"It has been recognized for more than 100 years that it is permissible for the trial judge, in his discretion, to permit the jury at their instigation to rehear requested parts of the evidence after they have retired and begun deliberations ... Our previous decisions have indicated, and we now make plain, that the jury should be permitted to limit *424 what they rehear to what they desire to rehear, absent special circumstances which might work an injustice." (Citations omitted.) Byrd v. State, 237 Ga. 781, 782-783, 229 S.E.2d 631 (1976) (citations omitted); accord American Bar Association, Standards for Criminal Justice, 2nd ed., 1986 Supp., Vol. III, Trial by Jury, Standard 15-4.2; see also Wilkerson v. State, 165 Ga.App. 14, 299 S.E.2d 67 (1983); Barrett v. State, 192 Ga. App. 705, 706-707, 385 S.E.2d 785 (1989); Ware v. State, 191 Ga.App. 896, 897, 383 S.E.2d 368 (1989) (no special circumstances which required the trial court to replay cross-examination testimony along with the replay of direct examination testimony requested by the jury after deliberations had begun).
In the May 2 statement, the child made contradictory and inconsistent statements, first stating that the earlier videotaped statement was false but later stating that she told the truth in the videotaped statement. Considering the importance of the child's credibility under the circumstances of this case, the better practice would have been to grant Havron's request for replay of the May 2 statement along with the videotaped statement requested by the jury. Compare Byrd and Wilkerson, supra. Nevertheless, we conclude that the trial court's refusal to replay the May 2 statement, which was not requested by the jury, was not an abuse of discretion nor did it work an injustice requiring reversal of the conviction.
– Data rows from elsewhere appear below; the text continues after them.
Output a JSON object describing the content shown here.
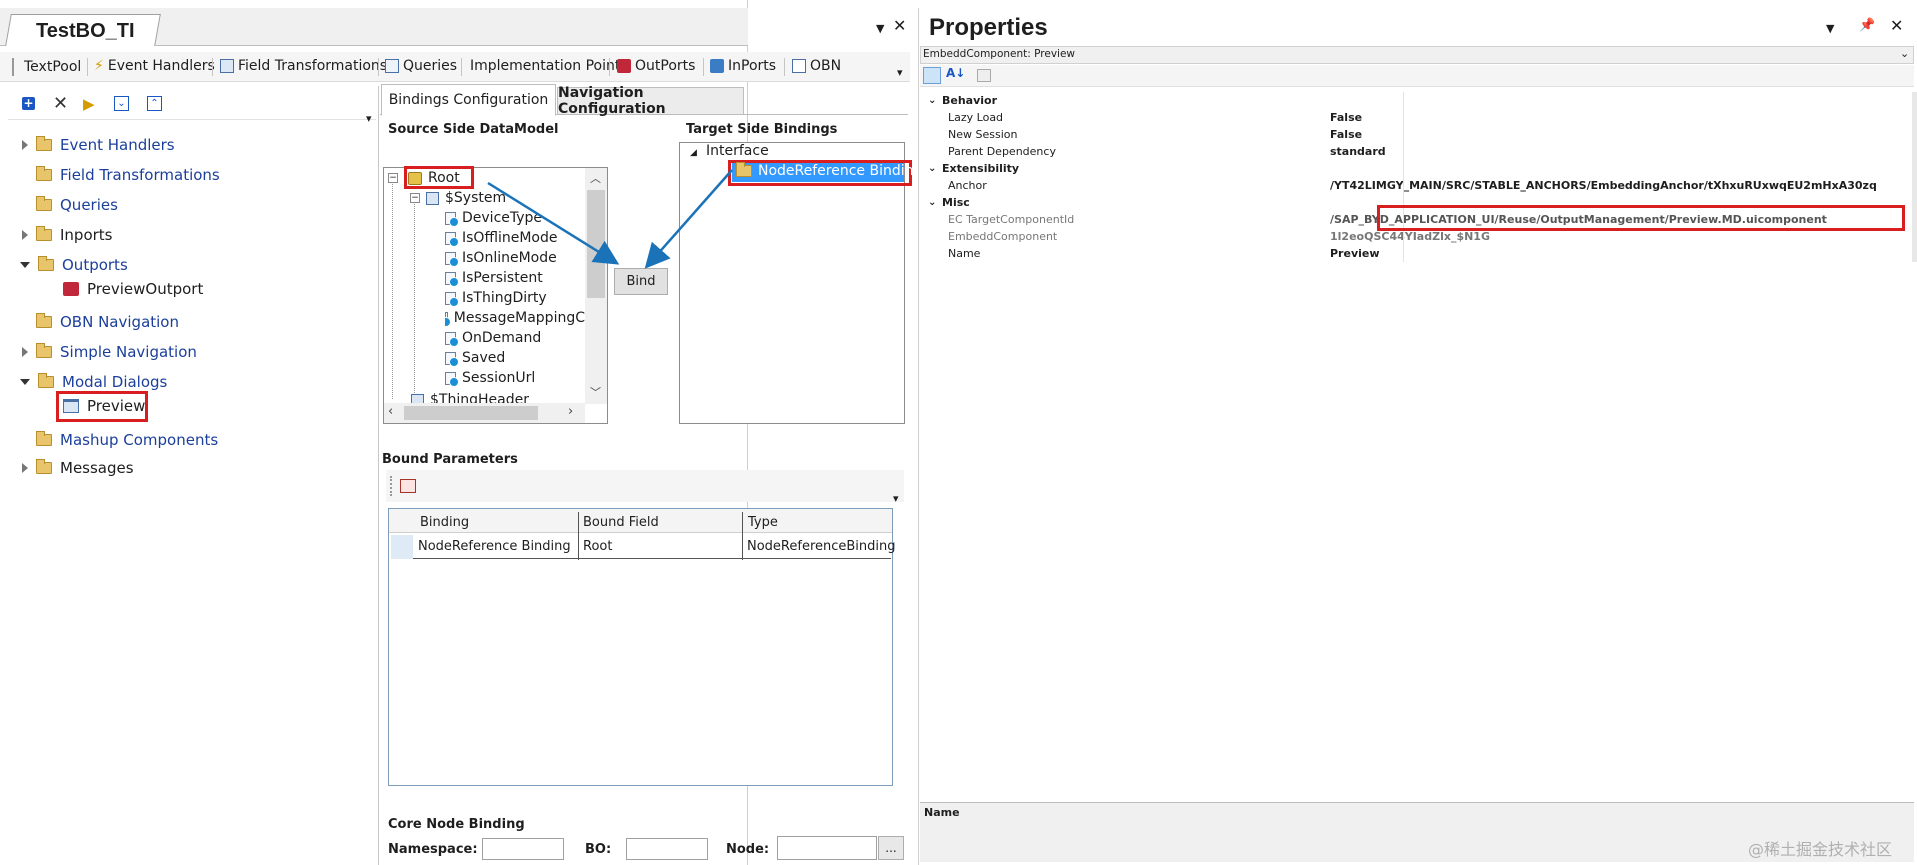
{
  "document_tab": {
    "title": "TestBO_TI"
  },
  "toolbar_top": {
    "items": [
      "TextPool",
      "Event Handlers",
      "Field Transformations",
      "Queries",
      "Implementation Points",
      "OutPorts",
      "InPorts",
      "OBN"
    ]
  },
  "tree": {
    "items": [
      {
        "label": "Event Handlers",
        "expander": "collapsed"
      },
      {
        "label": "Field Transformations",
        "expander": "none"
      },
      {
        "label": "Queries",
        "expander": "none"
      },
      {
        "label": "Inports",
        "expander": "collapsed"
      },
      {
        "label": "Outports",
        "expander": "expanded"
      },
      {
        "label": "PreviewOutport",
        "expander": "none"
      },
      {
        "label": "OBN Navigation",
        "expander": "none"
      },
      {
        "label": "Simple Navigation",
        "expander": "collapsed"
      },
      {
        "label": "Modal Dialogs",
        "expander": "expanded"
      },
      {
        "label": "Preview",
        "expander": "none"
      },
      {
        "label": "Mashup Components",
        "expander": "none"
      },
      {
        "label": "Messages",
        "expander": "collapsed"
      }
    ]
  },
  "bindings": {
    "tabs": [
      "Bindings Configuration",
      "Navigation Configuration"
    ],
    "source_title": "Source Side DataModel",
    "target_title": "Target Side Bindings",
    "source_tree": [
      "Root",
      "$System",
      "DeviceType",
      "IsOfflineMode",
      "IsOnlineMode",
      "IsPersistent",
      "IsThingDirty",
      "MessageMappingC",
      "OnDemand",
      "Saved",
      "SessionUrl",
      "$ThingHeader"
    ],
    "target_tree": [
      "Interface",
      "NodeReference Binding"
    ],
    "bind_button": "Bind",
    "bound_parameters_title": "Bound Parameters",
    "table": {
      "headers": [
        "Binding",
        "Bound Field",
        "Type"
      ],
      "rows": [
        [
          "NodeReference Binding",
          "Root",
          "NodeReferenceBinding"
        ]
      ]
    },
    "core_node": {
      "title": "Core Node Binding",
      "namespace_label": "Namespace:",
      "bo_label": "BO:",
      "node_label": "Node:",
      "browse": "..."
    }
  },
  "properties": {
    "title": "Properties",
    "object": "EmbeddComponent: Preview",
    "categories": [
      {
        "name": "Behavior",
        "rows": [
          [
            "Lazy Load",
            "False"
          ],
          [
            "New Session",
            "False"
          ],
          [
            "Parent Dependency",
            "standard"
          ]
        ]
      },
      {
        "name": "Extensibility",
        "rows": [
          [
            "Anchor",
            "/YT42LIMGY_MAIN/SRC/STABLE_ANCHORS/EmbeddingAnchor/tXhxuRUxwqEU2mHxA30zq"
          ]
        ]
      },
      {
        "name": "Misc",
        "rows": [
          [
            "EC TargetComponentId",
            "/SAP_BYD_APPLICATION_UI/Reuse/OutputManagement/Preview.MD.uicomponent"
          ],
          [
            "EmbeddComponent",
            "1l2eoQSC44YIadZlx_$N1G"
          ],
          [
            "Name",
            "Preview"
          ]
        ]
      }
    ],
    "description_title": "Name"
  },
  "watermark": "@稀土掘金技术社区",
  "colors": {
    "highlight": "#d81e1e",
    "arrow": "#1a73b8",
    "selection": "#3399ff"
  }
}
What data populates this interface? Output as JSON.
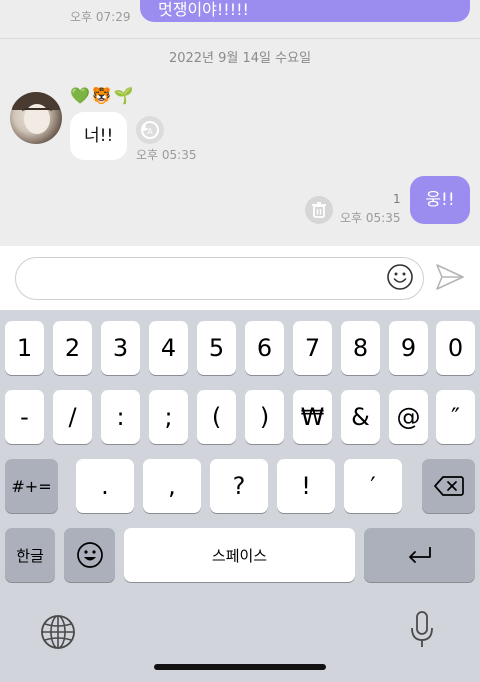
{
  "chat": {
    "top_message_text": "멋쟁이야!!!!!",
    "top_message_time": "오후 07:29",
    "date_separator": "2022년 9월 14일 수요일",
    "incoming": {
      "emojis": "💚🐯🌱",
      "text": "너!!",
      "time": "오후 05:35"
    },
    "outgoing": {
      "text": "웅!!",
      "read_count": "1",
      "time": "오후 05:35"
    }
  },
  "input": {
    "placeholder": ""
  },
  "keyboard": {
    "row1": [
      "1",
      "2",
      "3",
      "4",
      "5",
      "6",
      "7",
      "8",
      "9",
      "0"
    ],
    "row2": [
      "-",
      "/",
      ":",
      ";",
      "(",
      ")",
      "₩",
      "&",
      "@",
      "″"
    ],
    "row3_symbols_label": "#+=",
    "row3": [
      ".",
      ",",
      "?",
      "!",
      "′"
    ],
    "lang_key": "한글",
    "space_label": "스페이스"
  },
  "icons": {
    "reply": "reply-icon",
    "trash": "trash-icon",
    "emoji": "smiley-icon",
    "send": "send-icon",
    "backspace": "backspace-icon",
    "return": "return-icon",
    "globe": "globe-icon",
    "mic": "microphone-icon"
  },
  "colors": {
    "bubble_out": "#9b8cef",
    "chat_bg": "#ededed",
    "keyboard_bg": "#d1d4da"
  }
}
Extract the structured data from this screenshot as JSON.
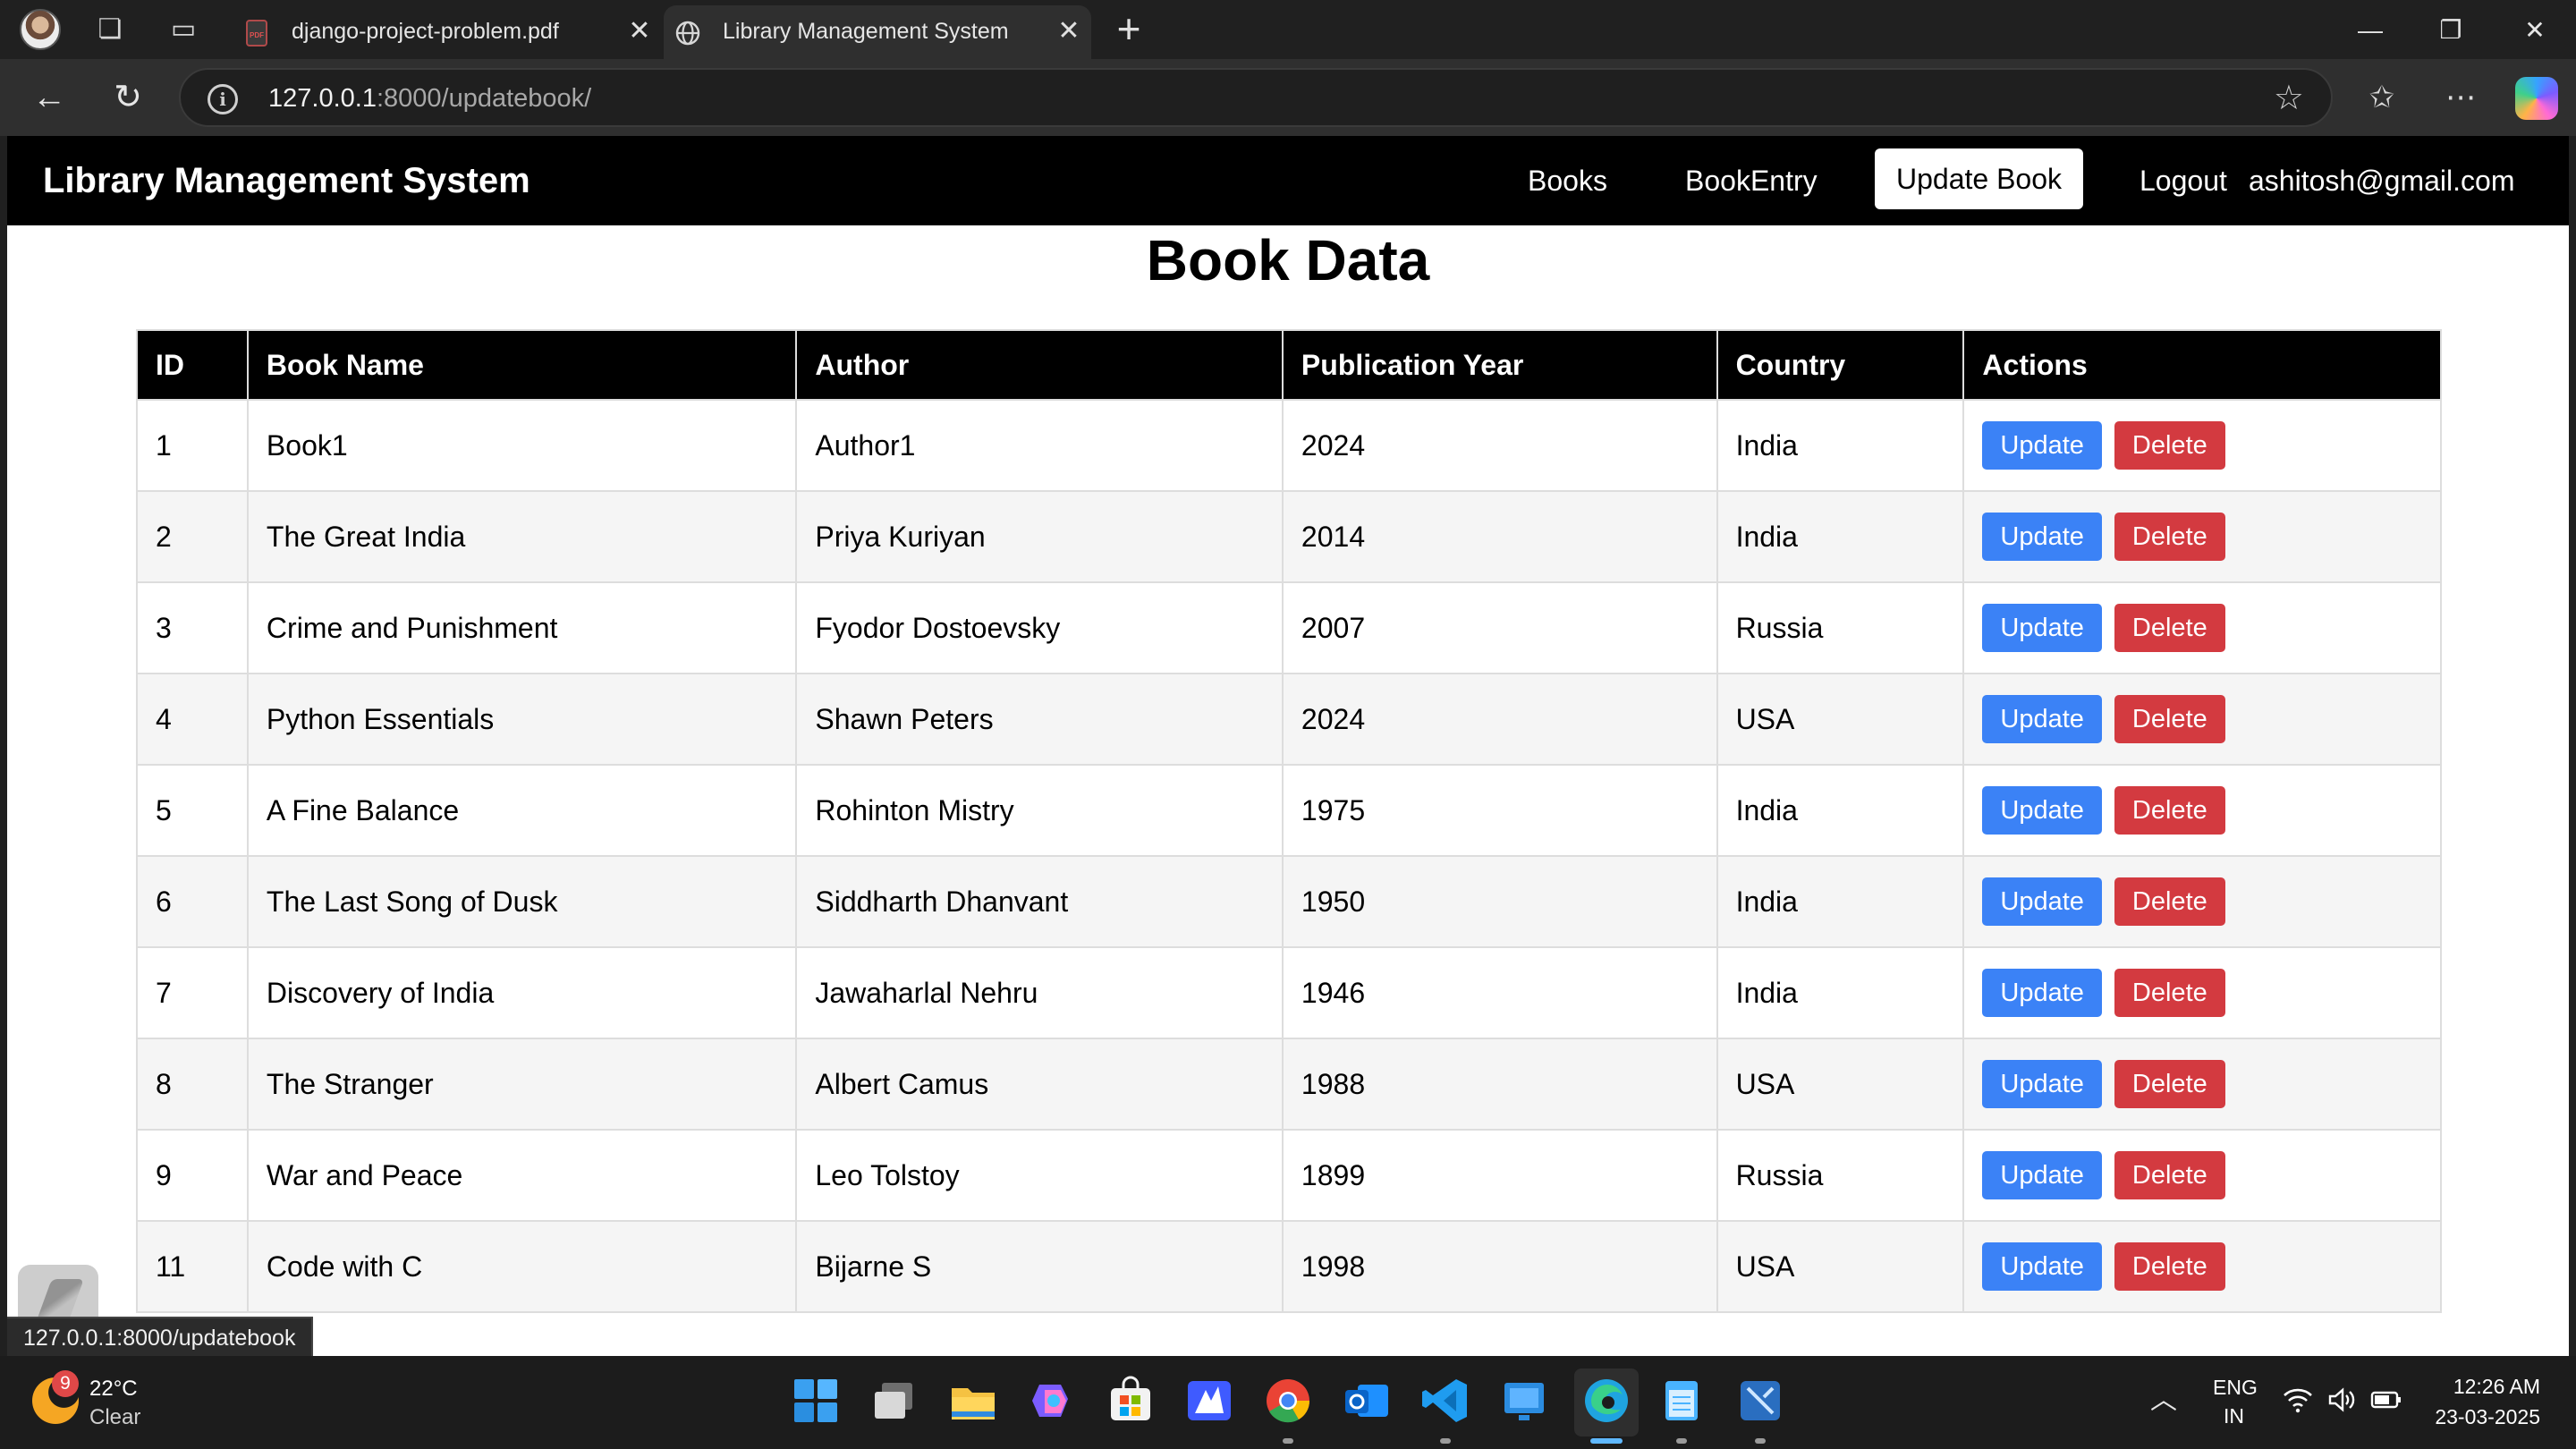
{
  "browser": {
    "tabs": [
      {
        "title": "django-project-problem.pdf",
        "active": false,
        "icon": "pdf-icon"
      },
      {
        "title": "Library Management System",
        "active": true,
        "icon": "globe-icon"
      }
    ],
    "address": {
      "host": "127.0.0.1",
      "path": ":8000/updatebook/"
    },
    "status_url": "127.0.0.1:8000/updatebook"
  },
  "app": {
    "brand": "Library Management System",
    "nav": {
      "books": "Books",
      "book_entry": "BookEntry",
      "update_book": "Update Book",
      "logout": "Logout",
      "user_email": "ashitosh@gmail.com"
    },
    "page_title": "Book Data",
    "table": {
      "headers": [
        "ID",
        "Book Name",
        "Author",
        "Publication Year",
        "Country",
        "Actions"
      ],
      "rows": [
        {
          "id": "1",
          "name": "Book1",
          "author": "Author1",
          "year": "2024",
          "country": "India"
        },
        {
          "id": "2",
          "name": "The Great India",
          "author": "Priya Kuriyan",
          "year": "2014",
          "country": "India"
        },
        {
          "id": "3",
          "name": "Crime and Punishment",
          "author": "Fyodor Dostoevsky",
          "year": "2007",
          "country": "Russia"
        },
        {
          "id": "4",
          "name": "Python Essentials",
          "author": "Shawn Peters",
          "year": "2024",
          "country": "USA"
        },
        {
          "id": "5",
          "name": "A Fine Balance",
          "author": "Rohinton Mistry",
          "year": "1975",
          "country": "India"
        },
        {
          "id": "6",
          "name": "The Last Song of Dusk",
          "author": "Siddharth Dhanvant",
          "year": "1950",
          "country": "India"
        },
        {
          "id": "7",
          "name": "Discovery of India",
          "author": "Jawaharlal Nehru",
          "year": "1946",
          "country": "India"
        },
        {
          "id": "8",
          "name": "The Stranger",
          "author": "Albert Camus",
          "year": "1988",
          "country": "USA"
        },
        {
          "id": "9",
          "name": "War and Peace",
          "author": "Leo Tolstoy",
          "year": "1899",
          "country": "Russia"
        },
        {
          "id": "11",
          "name": "Code with C",
          "author": "Bijarne S",
          "year": "1998",
          "country": "USA"
        }
      ],
      "update_label": "Update",
      "delete_label": "Delete"
    }
  },
  "colors": {
    "update_button": "#3b82f6",
    "delete_button": "#d33a40",
    "navbar": "#000000",
    "header_row": "#000000"
  },
  "taskbar": {
    "weather_badge": "9",
    "temperature": "22°C",
    "condition": "Clear",
    "lang_line1": "ENG",
    "lang_line2": "IN",
    "time": "12:26 AM",
    "date": "23-03-2025",
    "apps": [
      "start-icon",
      "task-view-icon",
      "file-explorer-icon",
      "copilot-icon",
      "store-icon",
      "app-icon",
      "chrome-icon",
      "outlook-icon",
      "vscode-icon",
      "widget-app-icon",
      "edge-icon",
      "notepad-icon",
      "app-icon"
    ]
  }
}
There is no basis for concluding that the replay of the videotape evidence so unduly emphasized this evidence that Havron was prejudiced or denied a fair trial. Before the videotaped statement was replayed to the jury, the trial judge cautioned the jury that "when you do have testimony replayed in this manner, please recall all the other testimony that you've heard at trial in making your decision." See Evans v. State, 148 Ga.App. 422, 423-424, 251 S.E.2d 325 (1978); Brown v. State, 161 Ga.App. 544, 545-546, 288 S.E.2d 882 (1982); Akers v. State, 179 Ga. App. 529, 530-531, 346 S.E.2d 861 (1986) (approving the use of cautionary instructions against undue emphasis on replayed testimony). Moreover, "[i]f ... a jury is to be considered intelligent enough to be entrusted with powers of decision, it must be assumed they have sense enough to ask to have their memories stimulated or refreshed only as to those portions of the testimony about which they are in doubt or disagreement." State v. Wolf, 44 N.J. 176, 207 A.2d 670, 675-676 (1965). A jury's request that testimony be replayed to refresh their memories is an indication that there is already an emphasis during deliberations on the requested evidence, so it is unlikely under most circumstances that a replay of such evidence would add emphasis not already present or work an injustice requiring a new trial. United States v. Campbell, 138 F. Supp. 344, 347 (N.D.Iowa 1956).
SMITH, J., and HAROLD R. BANKE, Senior Appellate Judge, concur.